Electric bikes are such big business that the EU just concluded that China was dumping cheap e-bikes on the EU market in order to take control of the global market, something it’s doing in the USA as well undoubtedly. I’ve been building a model of the e-bike market entrants that’s not complete but is still very enlightening.
Mostly what’s missing are probably half of the Chinese firms, and at least in China Taiwan is considered part of China. It has at least a billion dollar industry by itself vs a smaller industry spread across the rest of the world. It’s part of China’s intended ownership of electrified transportation of the future. They want to own electric cars and bikes for the coming decades globally, as a national strategy.
That seems to counter the question, however.
An electric bike still costs more to make than a non-electric bike. You can’t just bolt $10 of parts to an existing bike and have it work or at least work well and consistently.
Typically you have to design the frame for it and ensure that cable routing is in place. Then you have to select and integrate components that don’t exist on normal bikes including a decent-sized battery, a reasonably strong motor, a controller to manage electrical flow from battery to motor and control mechanisms for the rider, whether pedal sensors or handgrip controls. This is all going to be heavier than a normal bike, so often you’ll beef up the tires a bit.
A cheap bike costs $300. A cheap e-bike costs about twice that. Seems reasonable.
But then you get into the more expensive e-bikes and ask why so much more expensive? Well, Bosch and Yamaha sell very good, very refined motors, but they cost more because they are very good, very refined and have brand recognition.
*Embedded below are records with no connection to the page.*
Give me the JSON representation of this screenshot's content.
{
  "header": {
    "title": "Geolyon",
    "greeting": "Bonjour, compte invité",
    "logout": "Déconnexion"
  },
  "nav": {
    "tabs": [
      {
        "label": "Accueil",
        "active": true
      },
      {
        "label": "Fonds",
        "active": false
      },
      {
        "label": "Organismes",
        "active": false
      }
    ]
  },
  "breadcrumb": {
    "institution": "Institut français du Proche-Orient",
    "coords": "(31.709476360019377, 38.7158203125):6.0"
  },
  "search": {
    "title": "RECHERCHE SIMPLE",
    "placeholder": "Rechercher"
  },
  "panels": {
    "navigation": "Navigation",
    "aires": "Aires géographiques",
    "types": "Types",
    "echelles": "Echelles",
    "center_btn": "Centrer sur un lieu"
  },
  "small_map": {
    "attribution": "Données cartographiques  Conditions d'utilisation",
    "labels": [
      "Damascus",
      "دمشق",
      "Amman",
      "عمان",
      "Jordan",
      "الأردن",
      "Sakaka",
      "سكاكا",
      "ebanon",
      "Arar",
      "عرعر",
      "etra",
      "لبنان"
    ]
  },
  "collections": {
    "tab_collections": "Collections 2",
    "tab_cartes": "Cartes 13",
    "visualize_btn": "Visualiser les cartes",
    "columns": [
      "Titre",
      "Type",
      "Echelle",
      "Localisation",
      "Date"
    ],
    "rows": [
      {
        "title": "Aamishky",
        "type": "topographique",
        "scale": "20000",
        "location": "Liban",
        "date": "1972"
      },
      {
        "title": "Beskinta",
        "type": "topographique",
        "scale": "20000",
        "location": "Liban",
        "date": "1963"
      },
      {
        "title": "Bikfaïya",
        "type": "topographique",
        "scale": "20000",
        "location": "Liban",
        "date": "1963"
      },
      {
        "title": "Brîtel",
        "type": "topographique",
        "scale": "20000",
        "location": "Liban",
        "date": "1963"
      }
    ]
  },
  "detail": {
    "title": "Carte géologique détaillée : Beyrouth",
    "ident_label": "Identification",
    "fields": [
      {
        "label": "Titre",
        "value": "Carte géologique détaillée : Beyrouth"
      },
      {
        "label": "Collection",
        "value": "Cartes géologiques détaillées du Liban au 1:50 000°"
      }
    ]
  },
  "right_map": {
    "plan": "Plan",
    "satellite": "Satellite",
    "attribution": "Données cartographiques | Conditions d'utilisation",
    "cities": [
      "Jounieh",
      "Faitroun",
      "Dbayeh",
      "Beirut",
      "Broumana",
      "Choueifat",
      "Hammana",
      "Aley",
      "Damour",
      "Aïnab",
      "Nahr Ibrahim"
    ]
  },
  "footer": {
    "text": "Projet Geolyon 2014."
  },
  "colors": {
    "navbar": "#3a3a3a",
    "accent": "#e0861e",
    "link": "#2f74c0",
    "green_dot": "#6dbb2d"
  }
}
Panasonic sells excellent but more expensive batteries, and the combination of batteries and power management will lead to batteries that last years vs months, but also costs more.
Then you have actually good suspension with damping versus springs vs no suspension, and the more expensive bikes typically have good suspension which costs more. The Ancheer folding mountain bike has ‘full suspension’ but no damping, as one example at $660. Repeat this across brakes, bearings, gears, chains and the effect adds up quickly.
Then there’s economies of scale. Many of the manufacturers are tiny. They don’t make thousands of bikes a week, and each bike costs more in labor due to inefficiencies of low scale. They can’t buy massive numbers of components in bulk at lower costs, but have to buy a dozen or a few dozen at a time at premium costs.
There are places in China like Wuxi and Changzhou that are hubs of electric bike manufacturers. They have excellent connections to manufacturers of components, good distribution and tons of secondary services to support cheap manufacture. Compare that to Seattle where Rad Power Bikes was established. The bike manufacturing community is tiny compared to equivalent places in China.
Finally, there’s the brand value. Yamaha, Ducati and Giant can command a premium for their e-bikes because they are globally recognized brands. Gaea, a mid-sized Chinese manufacturer, can’t.
However, over time all components will drop in price. Economies of scale are spreading through the entire market, but at the same time expectations on performance and range are increasing. That means that e-bikes won’t actually get much cheaper in the near term, in my opinion.
All in all, demand is strong and costs are higher than bikes, so they cost money.